**Work instructions**
Write each entry out again, exactly as it is written.
Segment Open
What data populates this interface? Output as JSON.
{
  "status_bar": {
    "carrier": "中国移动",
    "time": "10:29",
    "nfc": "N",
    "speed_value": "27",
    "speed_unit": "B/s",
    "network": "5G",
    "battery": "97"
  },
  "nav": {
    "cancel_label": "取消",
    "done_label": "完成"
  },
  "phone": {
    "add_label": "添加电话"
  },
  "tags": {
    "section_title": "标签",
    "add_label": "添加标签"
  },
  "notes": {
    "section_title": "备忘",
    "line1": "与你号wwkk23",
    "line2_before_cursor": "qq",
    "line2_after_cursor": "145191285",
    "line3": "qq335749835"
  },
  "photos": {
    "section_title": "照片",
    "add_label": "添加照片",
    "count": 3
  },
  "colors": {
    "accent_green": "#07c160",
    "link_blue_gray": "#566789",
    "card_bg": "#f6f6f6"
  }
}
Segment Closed
**Solution to this problem**
What data populates this interface? Output as JSON.
{
  "status_bar": {
    "carrier": "中国移动",
    "time": "10:29",
    "nfc": "N",
    "speed_value": "27",
    "speed_unit": "B/s",
    "network": "5G",
    "battery": "97"
  },
  "nav": {
    "cancel_label": "取消",
    "done_label": "完成"
  },
  "phone": {
    "add_label": "添加电话"
  },
  "tags": {
    "section_title": "标签",
    "add_label": "添加标签"
  },
  "notes": {
    "section_title": "备忘",
    "line1": "与你号wwkk23",
    "line2_before_cursor": "qq",
    "line2_after_cursor": "145191285",
    "line3": "qq335749835"
  },
  "photos": {
    "section_title": "照片",
    "add_label": "添加照片",
    "count": 3
  },
  "colors": {
    "accent_green": "#07c160",
    "link_blue_gray": "#566789",
    "card_bg": "#f6f6f6"
  }
}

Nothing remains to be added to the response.